Exercise: Copy out, from the data below, each line in which the word "public" occurs.

Material for this task:
BEGIN
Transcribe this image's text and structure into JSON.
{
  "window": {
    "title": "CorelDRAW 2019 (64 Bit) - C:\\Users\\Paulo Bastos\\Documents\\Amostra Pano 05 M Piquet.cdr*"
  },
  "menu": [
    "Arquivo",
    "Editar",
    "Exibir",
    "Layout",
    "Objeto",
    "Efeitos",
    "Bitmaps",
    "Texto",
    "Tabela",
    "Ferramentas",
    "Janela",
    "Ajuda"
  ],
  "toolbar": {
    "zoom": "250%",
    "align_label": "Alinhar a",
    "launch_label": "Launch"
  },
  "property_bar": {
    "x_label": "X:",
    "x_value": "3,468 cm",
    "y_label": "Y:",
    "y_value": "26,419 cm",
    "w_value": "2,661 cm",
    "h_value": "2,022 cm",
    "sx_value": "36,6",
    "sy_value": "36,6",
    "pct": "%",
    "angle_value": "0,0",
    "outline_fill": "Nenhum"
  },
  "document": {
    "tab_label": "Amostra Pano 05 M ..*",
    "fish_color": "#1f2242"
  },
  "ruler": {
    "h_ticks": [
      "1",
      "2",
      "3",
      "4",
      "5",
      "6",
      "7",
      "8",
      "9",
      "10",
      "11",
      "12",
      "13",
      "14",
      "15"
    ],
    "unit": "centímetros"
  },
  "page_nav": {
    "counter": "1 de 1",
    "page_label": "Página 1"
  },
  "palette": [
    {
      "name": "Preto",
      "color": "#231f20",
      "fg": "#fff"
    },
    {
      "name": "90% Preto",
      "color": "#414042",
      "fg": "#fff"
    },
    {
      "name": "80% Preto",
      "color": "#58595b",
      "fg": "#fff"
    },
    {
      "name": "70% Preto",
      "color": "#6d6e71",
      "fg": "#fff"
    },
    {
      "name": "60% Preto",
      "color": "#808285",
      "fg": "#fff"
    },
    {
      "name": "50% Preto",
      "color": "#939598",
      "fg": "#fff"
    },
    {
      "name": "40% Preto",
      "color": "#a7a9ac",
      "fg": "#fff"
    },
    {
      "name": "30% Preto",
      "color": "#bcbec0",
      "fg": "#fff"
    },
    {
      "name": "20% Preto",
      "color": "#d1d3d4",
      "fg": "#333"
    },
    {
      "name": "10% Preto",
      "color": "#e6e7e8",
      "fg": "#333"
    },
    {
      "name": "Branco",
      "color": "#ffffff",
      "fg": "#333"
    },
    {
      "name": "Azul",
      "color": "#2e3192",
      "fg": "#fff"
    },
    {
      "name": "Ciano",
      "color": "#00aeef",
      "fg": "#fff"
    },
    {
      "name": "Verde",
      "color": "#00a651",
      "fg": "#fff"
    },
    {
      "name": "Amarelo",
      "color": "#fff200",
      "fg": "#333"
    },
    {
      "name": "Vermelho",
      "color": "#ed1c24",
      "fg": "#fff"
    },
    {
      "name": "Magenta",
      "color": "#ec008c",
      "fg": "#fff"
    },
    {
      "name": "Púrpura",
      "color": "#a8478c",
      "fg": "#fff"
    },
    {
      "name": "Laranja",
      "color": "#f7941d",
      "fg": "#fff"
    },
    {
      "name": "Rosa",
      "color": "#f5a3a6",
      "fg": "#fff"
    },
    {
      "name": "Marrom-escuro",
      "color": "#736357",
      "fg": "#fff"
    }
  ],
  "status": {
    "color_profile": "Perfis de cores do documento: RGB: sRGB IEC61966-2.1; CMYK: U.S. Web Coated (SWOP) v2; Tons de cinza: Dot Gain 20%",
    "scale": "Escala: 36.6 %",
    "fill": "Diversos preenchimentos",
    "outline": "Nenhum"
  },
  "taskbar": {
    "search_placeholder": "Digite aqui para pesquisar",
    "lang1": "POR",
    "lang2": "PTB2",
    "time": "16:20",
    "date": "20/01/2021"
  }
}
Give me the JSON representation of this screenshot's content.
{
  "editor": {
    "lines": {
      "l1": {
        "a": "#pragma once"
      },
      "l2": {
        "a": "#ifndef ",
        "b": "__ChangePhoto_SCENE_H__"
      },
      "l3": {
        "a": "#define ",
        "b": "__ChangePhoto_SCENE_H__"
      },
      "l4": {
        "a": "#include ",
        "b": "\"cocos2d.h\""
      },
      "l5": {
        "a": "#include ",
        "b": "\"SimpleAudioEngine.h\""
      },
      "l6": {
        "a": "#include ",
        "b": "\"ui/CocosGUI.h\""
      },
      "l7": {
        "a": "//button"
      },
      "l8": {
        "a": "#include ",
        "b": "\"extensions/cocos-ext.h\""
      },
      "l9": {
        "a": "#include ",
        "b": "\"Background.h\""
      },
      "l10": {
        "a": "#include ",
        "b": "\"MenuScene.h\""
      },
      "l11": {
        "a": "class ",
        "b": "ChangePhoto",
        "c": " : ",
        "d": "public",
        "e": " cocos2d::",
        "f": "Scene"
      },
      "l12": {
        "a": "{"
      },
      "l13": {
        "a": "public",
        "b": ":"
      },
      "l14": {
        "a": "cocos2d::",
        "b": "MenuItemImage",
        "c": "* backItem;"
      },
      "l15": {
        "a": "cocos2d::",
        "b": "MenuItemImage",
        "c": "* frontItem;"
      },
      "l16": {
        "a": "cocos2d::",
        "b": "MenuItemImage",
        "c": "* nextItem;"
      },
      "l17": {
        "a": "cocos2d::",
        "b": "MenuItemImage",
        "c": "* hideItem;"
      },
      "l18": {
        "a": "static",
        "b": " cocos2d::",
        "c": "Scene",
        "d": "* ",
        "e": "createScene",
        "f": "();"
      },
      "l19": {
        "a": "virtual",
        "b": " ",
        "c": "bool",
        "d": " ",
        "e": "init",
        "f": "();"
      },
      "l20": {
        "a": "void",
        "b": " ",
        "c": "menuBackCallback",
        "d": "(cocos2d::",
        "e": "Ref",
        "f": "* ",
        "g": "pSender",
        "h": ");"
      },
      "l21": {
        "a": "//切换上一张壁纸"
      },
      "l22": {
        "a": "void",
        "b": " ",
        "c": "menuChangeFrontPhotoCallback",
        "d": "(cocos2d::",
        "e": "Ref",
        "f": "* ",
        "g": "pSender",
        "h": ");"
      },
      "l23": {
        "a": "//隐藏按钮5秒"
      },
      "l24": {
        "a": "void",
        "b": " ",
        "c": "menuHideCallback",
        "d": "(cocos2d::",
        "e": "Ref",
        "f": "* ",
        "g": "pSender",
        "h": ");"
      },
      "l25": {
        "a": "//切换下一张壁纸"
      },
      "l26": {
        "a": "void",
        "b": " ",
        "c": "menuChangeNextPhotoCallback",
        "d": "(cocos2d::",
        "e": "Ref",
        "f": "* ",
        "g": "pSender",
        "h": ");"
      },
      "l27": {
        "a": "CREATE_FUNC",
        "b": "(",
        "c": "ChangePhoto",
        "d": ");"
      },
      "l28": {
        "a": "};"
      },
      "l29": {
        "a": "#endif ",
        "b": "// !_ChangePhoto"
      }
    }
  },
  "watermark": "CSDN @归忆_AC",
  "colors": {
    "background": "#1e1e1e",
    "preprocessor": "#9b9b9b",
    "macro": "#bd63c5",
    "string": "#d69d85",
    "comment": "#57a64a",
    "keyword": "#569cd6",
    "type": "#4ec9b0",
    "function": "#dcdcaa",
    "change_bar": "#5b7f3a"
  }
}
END
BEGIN
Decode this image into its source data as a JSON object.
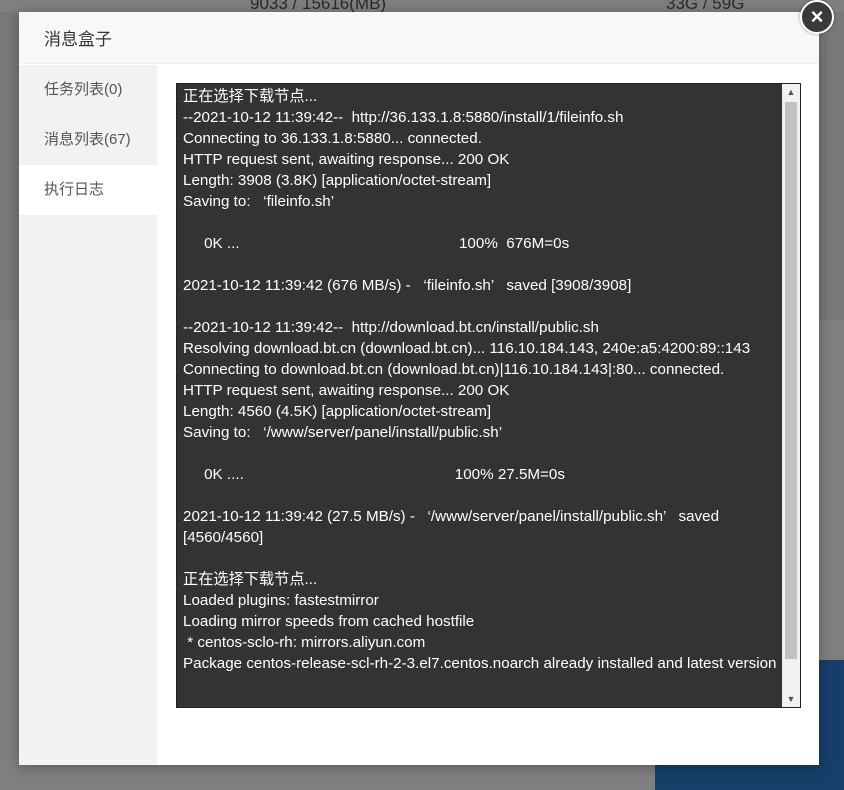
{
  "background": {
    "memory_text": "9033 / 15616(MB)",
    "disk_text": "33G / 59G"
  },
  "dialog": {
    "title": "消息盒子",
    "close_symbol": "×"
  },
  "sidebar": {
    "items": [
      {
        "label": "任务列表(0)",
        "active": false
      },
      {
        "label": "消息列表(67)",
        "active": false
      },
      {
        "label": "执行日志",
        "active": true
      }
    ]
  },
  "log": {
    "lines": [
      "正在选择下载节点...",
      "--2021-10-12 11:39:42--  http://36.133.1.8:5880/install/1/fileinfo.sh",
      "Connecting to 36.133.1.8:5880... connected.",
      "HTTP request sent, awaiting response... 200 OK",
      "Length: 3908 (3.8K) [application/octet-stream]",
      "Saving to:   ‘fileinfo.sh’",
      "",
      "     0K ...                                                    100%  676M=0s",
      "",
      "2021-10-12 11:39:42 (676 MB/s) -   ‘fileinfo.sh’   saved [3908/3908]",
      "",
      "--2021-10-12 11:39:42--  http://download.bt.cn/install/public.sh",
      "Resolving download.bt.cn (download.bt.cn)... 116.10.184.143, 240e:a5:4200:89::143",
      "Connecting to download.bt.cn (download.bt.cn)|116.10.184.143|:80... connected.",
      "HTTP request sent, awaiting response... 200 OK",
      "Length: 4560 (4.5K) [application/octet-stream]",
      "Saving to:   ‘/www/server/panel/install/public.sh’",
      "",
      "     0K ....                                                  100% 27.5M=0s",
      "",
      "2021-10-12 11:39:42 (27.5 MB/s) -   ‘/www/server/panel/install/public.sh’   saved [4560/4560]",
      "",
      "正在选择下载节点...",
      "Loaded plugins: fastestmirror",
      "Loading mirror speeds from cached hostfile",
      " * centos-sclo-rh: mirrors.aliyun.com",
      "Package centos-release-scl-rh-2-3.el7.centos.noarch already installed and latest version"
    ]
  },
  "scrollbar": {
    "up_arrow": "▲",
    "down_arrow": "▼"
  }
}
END
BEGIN
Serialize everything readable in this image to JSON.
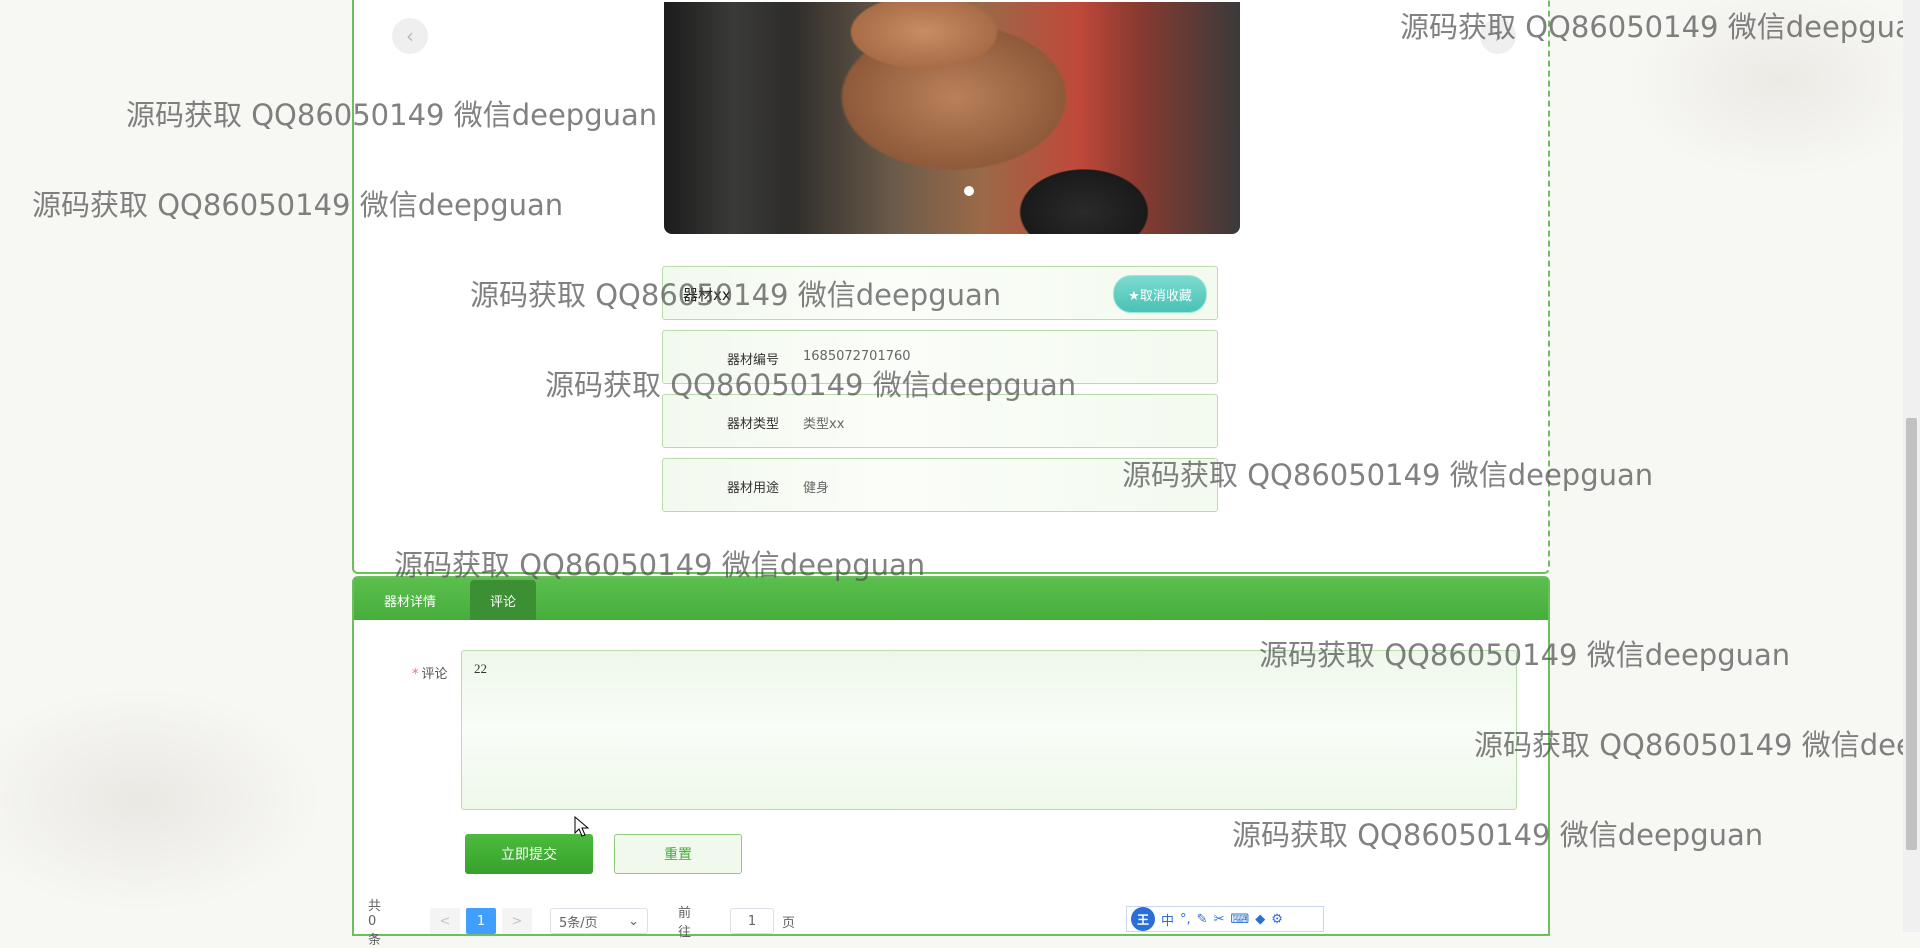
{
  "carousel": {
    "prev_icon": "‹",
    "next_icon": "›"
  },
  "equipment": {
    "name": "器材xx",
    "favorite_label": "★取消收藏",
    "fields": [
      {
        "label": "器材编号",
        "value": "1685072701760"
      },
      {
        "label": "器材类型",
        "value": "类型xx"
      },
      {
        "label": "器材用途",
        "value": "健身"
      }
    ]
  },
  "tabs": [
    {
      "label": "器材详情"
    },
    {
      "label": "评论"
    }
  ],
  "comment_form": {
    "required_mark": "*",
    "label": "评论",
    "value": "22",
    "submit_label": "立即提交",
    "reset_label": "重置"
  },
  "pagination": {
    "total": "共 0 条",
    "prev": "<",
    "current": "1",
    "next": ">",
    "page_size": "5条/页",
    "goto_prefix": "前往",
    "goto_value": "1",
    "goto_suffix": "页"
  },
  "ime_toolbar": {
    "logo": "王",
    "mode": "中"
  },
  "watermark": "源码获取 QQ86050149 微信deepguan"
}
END
Task response:
        "d": "public",
        "a": "public",
      "--2021-10-12 11:39:42--  http://download.bt.cn/install/public.sh",
      "Saving to:   ‘/www/server/panel/install/public.sh’",
      "2021-10-12 11:39:42 (27.5 MB/s) -   ‘/www/server/panel/install/public.sh’   saved [4560/4560]",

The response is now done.